Durey developed a trio of chromogenic prints, titled Leaving (2016), from a curled strip of 35mm negatives that he discovered streetside. They feature three perspectives of a windowed house surrounded by a field of green grass and trees. Scarred and pocked by dirt particles, the damaged negatives have produced highly saturated, almost painterly photographs; they share the shimmering palette of Van Gogh’s celestial The Starry Night. Photographs often serve a mnemonic function but this is impossible here. We are left instead with questions: Where is this magical place? Are these the images of a lost family home? Snapshots of a holiday vacation in some Mediterranean clime? Durey deepens the aura of mystery surrounding these images by adding an assortment of evocative materials. The photographs are accompanied by a series of found floral-patterned curtains (stretched on frames like canvas) that Durey has sprayed with gesso, dye, and beeswax to batik-like effect. These photographs and domestic textiles are presented alongside a kitschy toy parrot from a cruise ship’s tropical-themed restaurant, exotic bird feathers collected at Vancouver’s Bloedel Conservatory, plastic cocktail picks, and other emblematic objects that hint at the threads of nostalgia, longing, and loss that reverberate through this work.

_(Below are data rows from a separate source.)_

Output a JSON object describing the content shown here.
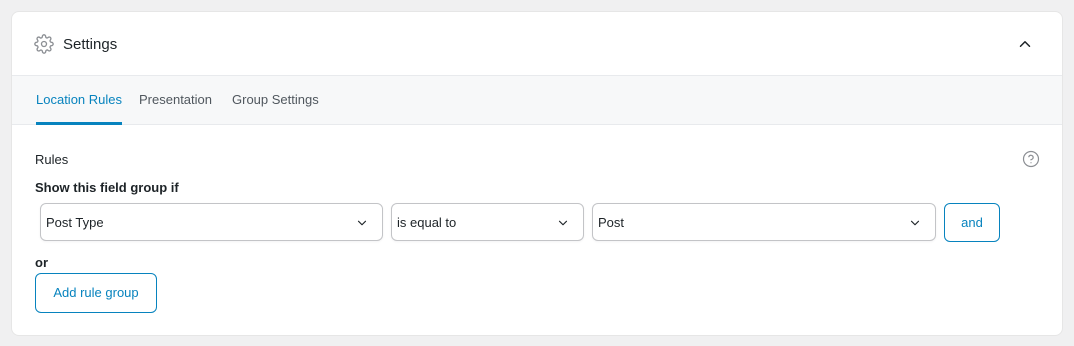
{
  "header": {
    "title": "Settings",
    "icon": "gear-icon",
    "collapse_icon": "chevron-up-icon"
  },
  "tabs": [
    {
      "label": "Location Rules",
      "active": true
    },
    {
      "label": "Presentation",
      "active": false
    },
    {
      "label": "Group Settings",
      "active": false
    }
  ],
  "rules": {
    "label": "Rules",
    "help_icon": "help-circle-icon",
    "show_if_label": "Show this field group if",
    "rule": {
      "param": "Post Type",
      "operator": "is equal to",
      "value": "Post",
      "and_label": "and"
    },
    "or_label": "or",
    "add_group_label": "Add rule group"
  },
  "colors": {
    "accent": "#0783be",
    "background": "#f0f0f1",
    "tab_bar": "#f7f8f9"
  }
}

Occupied by retro lamps and vintage furniture, Parlor (2018) comprises a dimly lit living room punctuated by objects of particular significance for Durey: a shabby pillow, a crooked lampstand, the faintly green glass of shattered car windows. Like key props on a film set, each is poignantly linked to a dark tale: an abusive relative, a Holocaust survivor, a fatal car crash. Durey—a former choirboy—teases out their latent microhistories through a series of musical compositions to be sung at a special performance during the exhibition. He describes the lyrics of these songs when performed like “impermanent captions” (in lieu of didactic texts) to the individual objects.
In his essay “The cultural biography of things: commoditization as process” (1986), anthropologist Igor Kopytoff proposes that objects have lives, careers, even status, just like people, and by this token, “In doing the biography of a thing, one would ask questions similar to those one asks about people.” In this vein, Durey, drawing from his subjectively constructed archive, works as a kind of anthropologist or historian—one who instinctively traces, as he puts it, “the relational histories of things” as they gain and lose value, and the significant role these things play as silent but expressive witnesses to the stories of our lives.
Learn more about Lucien Durey’s work here: www.luciendurey.com